With the rise of photo apps like Tinder, it’s clear there are much quicker and quirkier ways to find your better half. The drinks are prepaid and Grouper tells you exactly where to meet up, so all you have to do is decide who should tag along. Maybe all three of you will find a love connection.Whether you’re looking for friendship, a random hookup or location-based love, there’s a slew of dating apps and websites out there for every kind of single. Formerly called “Bang with Friends,” this app lets you find friends on Facebook who are willing to get down tonight. Friends won’t know who’s selected them unless the feeling is mutual.Using Facebook, Hinge sends you a selection of friends-of-friends every day at noon.A simple profile photo followed by age, job and education information are all users have to go off of when they rate the potential connection on a scale of one to five.Those who mutually rate each other at a four or higher will get introduced via email.“Black Status” users are sent 100 matches per day, which means they have a large number of Facebook friends who also use Hinge."We have no overheads," says James, who is the sole full-time employee of the company.

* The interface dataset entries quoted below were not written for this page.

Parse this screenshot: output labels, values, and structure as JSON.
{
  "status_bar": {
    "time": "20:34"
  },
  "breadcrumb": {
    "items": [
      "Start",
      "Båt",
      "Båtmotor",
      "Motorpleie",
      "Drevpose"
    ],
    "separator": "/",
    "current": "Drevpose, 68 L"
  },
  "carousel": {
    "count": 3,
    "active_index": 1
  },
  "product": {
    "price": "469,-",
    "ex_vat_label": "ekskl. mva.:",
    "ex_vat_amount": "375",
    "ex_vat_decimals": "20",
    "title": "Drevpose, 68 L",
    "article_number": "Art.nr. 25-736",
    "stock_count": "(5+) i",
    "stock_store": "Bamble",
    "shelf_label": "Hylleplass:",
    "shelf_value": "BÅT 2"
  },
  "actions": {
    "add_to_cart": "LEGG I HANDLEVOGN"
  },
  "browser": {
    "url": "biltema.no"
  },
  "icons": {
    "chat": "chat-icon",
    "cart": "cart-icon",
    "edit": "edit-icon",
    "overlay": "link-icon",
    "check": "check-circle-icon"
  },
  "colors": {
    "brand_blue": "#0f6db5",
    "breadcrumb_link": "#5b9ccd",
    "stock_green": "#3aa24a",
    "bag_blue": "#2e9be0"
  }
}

"If you have the same interests as Kim Kardashian or a Premier League footballer, you could end up on their page," he says.Online dating can be so stressful – filling out the profile and keeping up with all the interactions can feel like a job – so it’s no surprise that sometimes digital romance blooms under more Facebook friend-ly circumstances.Jeffrey Hall, associate professor of Communication Studies at University of Kansas, was surprised to learn that 7% of people who married after meeting online had met for the first time on social networking sites like Facebook, My Space and Class Mates – not matchmaking chat rooms, or online dating sites or via other romance-centric cyber connections.MORE: Online Dating Doesn’t Just Save You Time, It Saves You at Least ,400And when the participants were compared on marital satisfaction, the partners who met via social networking reported being just as happy as those who were introduced on online dating sites, which tout their compatibility benefits, and more satisfied than those who met on online communities, which nurture conversations among people with similar interests and beliefs.What surprised Hall even more, however, was that the social networking-based relationships were happier than those that began offline, in traditional ways such as being introduced by mutual friends.“I was surprised by a lot of these results,” he says.